== BRIEF ==
Every entry in this listing should be written out exactly.

== MATERIALS PROVIDED ==
---*---
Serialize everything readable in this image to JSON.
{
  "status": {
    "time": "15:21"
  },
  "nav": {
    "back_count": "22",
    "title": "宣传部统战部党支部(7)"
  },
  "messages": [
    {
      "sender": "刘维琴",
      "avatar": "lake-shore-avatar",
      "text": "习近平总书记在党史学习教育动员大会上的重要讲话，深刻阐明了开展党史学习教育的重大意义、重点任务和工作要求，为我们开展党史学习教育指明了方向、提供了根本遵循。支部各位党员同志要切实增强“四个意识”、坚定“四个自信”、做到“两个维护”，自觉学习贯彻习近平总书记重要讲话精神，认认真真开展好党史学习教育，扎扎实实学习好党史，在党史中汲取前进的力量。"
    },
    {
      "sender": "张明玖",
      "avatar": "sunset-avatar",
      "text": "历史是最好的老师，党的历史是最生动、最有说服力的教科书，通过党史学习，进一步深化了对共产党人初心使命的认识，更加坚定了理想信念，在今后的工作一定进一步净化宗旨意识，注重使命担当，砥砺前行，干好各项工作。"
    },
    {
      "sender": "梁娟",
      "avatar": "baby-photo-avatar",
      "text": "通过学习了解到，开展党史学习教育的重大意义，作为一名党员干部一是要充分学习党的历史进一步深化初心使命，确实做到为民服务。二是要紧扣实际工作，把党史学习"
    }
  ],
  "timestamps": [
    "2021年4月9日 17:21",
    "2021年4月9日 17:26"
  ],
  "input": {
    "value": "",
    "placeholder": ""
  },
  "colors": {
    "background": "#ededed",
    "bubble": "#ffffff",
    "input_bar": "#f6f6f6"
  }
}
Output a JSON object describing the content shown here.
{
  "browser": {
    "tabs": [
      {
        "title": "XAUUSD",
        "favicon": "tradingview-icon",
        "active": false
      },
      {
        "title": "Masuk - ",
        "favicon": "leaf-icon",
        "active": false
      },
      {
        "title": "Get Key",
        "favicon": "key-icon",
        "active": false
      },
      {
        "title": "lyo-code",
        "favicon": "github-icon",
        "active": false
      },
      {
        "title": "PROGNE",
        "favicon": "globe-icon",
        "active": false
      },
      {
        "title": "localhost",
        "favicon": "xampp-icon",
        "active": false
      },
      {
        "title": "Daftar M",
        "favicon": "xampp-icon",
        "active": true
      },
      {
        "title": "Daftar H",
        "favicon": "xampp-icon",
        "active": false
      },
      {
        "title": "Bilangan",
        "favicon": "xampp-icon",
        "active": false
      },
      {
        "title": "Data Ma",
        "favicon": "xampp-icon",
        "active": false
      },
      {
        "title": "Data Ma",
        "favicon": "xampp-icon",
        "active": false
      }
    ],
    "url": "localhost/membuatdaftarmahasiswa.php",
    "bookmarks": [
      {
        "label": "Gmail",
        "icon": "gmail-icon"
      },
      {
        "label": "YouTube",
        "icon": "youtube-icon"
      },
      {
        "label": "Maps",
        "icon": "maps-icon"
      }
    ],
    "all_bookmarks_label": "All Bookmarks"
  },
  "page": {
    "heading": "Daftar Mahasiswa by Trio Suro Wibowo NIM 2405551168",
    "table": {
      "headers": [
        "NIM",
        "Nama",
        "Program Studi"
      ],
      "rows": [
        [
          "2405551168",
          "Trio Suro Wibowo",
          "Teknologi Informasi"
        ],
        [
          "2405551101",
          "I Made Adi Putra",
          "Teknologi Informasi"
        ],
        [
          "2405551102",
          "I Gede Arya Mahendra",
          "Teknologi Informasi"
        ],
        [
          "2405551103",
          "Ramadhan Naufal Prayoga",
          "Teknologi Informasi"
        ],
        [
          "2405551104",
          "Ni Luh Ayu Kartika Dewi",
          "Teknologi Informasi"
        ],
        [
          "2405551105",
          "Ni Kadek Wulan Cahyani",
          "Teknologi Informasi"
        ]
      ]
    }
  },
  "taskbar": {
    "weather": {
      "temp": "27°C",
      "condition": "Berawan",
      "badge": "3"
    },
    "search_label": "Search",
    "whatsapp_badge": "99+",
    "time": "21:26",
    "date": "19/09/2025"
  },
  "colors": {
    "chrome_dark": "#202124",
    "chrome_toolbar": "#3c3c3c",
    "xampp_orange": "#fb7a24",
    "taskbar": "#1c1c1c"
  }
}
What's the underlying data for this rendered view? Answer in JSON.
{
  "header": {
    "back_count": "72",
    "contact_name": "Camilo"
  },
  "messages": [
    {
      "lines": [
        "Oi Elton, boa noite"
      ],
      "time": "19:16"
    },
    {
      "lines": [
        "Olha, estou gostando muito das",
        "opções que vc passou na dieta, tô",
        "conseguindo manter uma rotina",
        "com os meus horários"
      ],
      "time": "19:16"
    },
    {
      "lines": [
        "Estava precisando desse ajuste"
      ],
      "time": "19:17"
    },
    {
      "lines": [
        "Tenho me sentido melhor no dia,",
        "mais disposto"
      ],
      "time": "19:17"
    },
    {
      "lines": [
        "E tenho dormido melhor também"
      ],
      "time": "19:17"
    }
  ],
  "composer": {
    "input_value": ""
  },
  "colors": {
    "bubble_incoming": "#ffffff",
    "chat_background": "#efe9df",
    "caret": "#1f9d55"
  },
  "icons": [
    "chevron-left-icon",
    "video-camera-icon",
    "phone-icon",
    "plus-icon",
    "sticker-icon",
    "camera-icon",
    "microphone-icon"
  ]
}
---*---
== ANSWER BOX ==
Serialize everything readable in this image to JSON.
{
  "status": {
    "time": "15:21"
  },
  "nav": {
    "back_count": "22",
    "title": "宣传部统战部党支部(7)"
  },
  "messages": [
    {
      "sender": "刘维琴",
      "avatar": "lake-shore-avatar",
      "text": "习近平总书记在党史学习教育动员大会上的重要讲话，深刻阐明了开展党史学习教育的重大意义、重点任务和工作要求，为我们开展党史学习教育指明了方向、提供了根本遵循。支部各位党员同志要切实增强“四个意识”、坚定“四个自信”、做到“两个维护”，自觉学习贯彻习近平总书记重要讲话精神，认认真真开展好党史学习教育，扎扎实实学习好党史，在党史中汲取前进的力量。"
    },
    {
      "sender": "张明玖",
      "avatar": "sunset-avatar",
      "text": "历史是最好的老师，党的历史是最生动、最有说服力的教科书，通过党史学习，进一步深化了对共产党人初心使命的认识，更加坚定了理想信念，在今后的工作一定进一步净化宗旨意识，注重使命担当，砥砺前行，干好各项工作。"
    },
    {
      "sender": "梁娟",
      "avatar": "baby-photo-avatar",
      "text": "通过学习了解到，开展党史学习教育的重大意义，作为一名党员干部一是要充分学习党的历史进一步深化初心使命，确实做到为民服务。二是要紧扣实际工作，把党史学习"
    }
  ],
  "timestamps": [
    "2021年4月9日 17:21",
    "2021年4月9日 17:26"
  ],
  "input": {
    "value": "",
    "placeholder": ""
  },
  "colors": {
    "background": "#ededed",
    "bubble": "#ffffff",
    "input_bar": "#f6f6f6"
  }
}
Output a JSON object describing the content shown here.
{
  "browser": {
    "tabs": [
      {
        "title": "XAUUSD",
        "favicon": "tradingview-icon",
        "active": false
      },
      {
        "title": "Masuk - ",
        "favicon": "leaf-icon",
        "active": false
      },
      {
        "title": "Get Key",
        "favicon": "key-icon",
        "active": false
      },
      {
        "title": "lyo-code",
        "favicon": "github-icon",
        "active": false
      },
      {
        "title": "PROGNE",
        "favicon": "globe-icon",
        "active": false
      },
      {
        "title": "localhost",
        "favicon": "xampp-icon",
        "active": false
      },
      {
        "title": "Daftar M",
        "favicon": "xampp-icon",
        "active": true
      },
      {
        "title": "Daftar H",
        "favicon": "xampp-icon",
        "active": false
      },
      {
        "title": "Bilangan",
        "favicon": "xampp-icon",
        "active": false
      },
      {
        "title": "Data Ma",
        "favicon": "xampp-icon",
        "active": false
      },
      {
        "title": "Data Ma",
        "favicon": "xampp-icon",
        "active": false
      }
    ],
    "url": "localhost/membuatdaftarmahasiswa.php",
    "bookmarks": [
      {
        "label": "Gmail",
        "icon": "gmail-icon"
      },
      {
        "label": "YouTube",
        "icon": "youtube-icon"
      },
      {
        "label": "Maps",
        "icon": "maps-icon"
      }
    ],
    "all_bookmarks_label": "All Bookmarks"
  },
  "page": {
    "heading": "Daftar Mahasiswa by Trio Suro Wibowo NIM 2405551168",
    "table": {
      "headers": [
        "NIM",
        "Nama",
        "Program Studi"
      ],
      "rows": [
        [
          "2405551168",
          "Trio Suro Wibowo",
          "Teknologi Informasi"
        ],
        [
          "2405551101",
          "I Made Adi Putra",
          "Teknologi Informasi"
        ],
        [
          "2405551102",
          "I Gede Arya Mahendra",
          "Teknologi Informasi"
        ],
        [
          "2405551103",
          "Ramadhan Naufal Prayoga",
          "Teknologi Informasi"
        ],
        [
          "2405551104",
          "Ni Luh Ayu Kartika Dewi",
          "Teknologi Informasi"
        ],
        [
          "2405551105",
          "Ni Kadek Wulan Cahyani",
          "Teknologi Informasi"
        ]
      ]
    }
  },
  "taskbar": {
    "weather": {
      "temp": "27°C",
      "condition": "Berawan",
      "badge": "3"
    },
    "search_label": "Search",
    "whatsapp_badge": "99+",
    "time": "21:26",
    "date": "19/09/2025"
  },
  "colors": {
    "chrome_dark": "#202124",
    "chrome_toolbar": "#3c3c3c",
    "xampp_orange": "#fb7a24",
    "taskbar": "#1c1c1c"
  }
}
What's the underlying data for this rendered view? Answer in JSON.
{
  "header": {
    "back_count": "72",
    "contact_name": "Camilo"
  },
  "messages": [
    {
      "lines": [
        "Oi Elton, boa noite"
      ],
      "time": "19:16"
    },
    {
      "lines": [
        "Olha, estou gostando muito das",
        "opções que vc passou na dieta, tô",
        "conseguindo manter uma rotina",
        "com os meus horários"
      ],
      "time": "19:16"
    },
    {
      "lines": [
        "Estava precisando desse ajuste"
      ],
      "time": "19:17"
    },
    {
      "lines": [
        "Tenho me sentido melhor no dia,",
        "mais disposto"
      ],
      "time": "19:17"
    },
    {
      "lines": [
        "E tenho dormido melhor também"
      ],
      "time": "19:17"
    }
  ],
  "composer": {
    "input_value": ""
  },
  "colors": {
    "bubble_incoming": "#ffffff",
    "chat_background": "#efe9df",
    "caret": "#1f9d55"
  },
  "icons": [
    "chevron-left-icon",
    "video-camera-icon",
    "phone-icon",
    "plus-icon",
    "sticker-icon",
    "camera-icon",
    "microphone-icon"
  ]
}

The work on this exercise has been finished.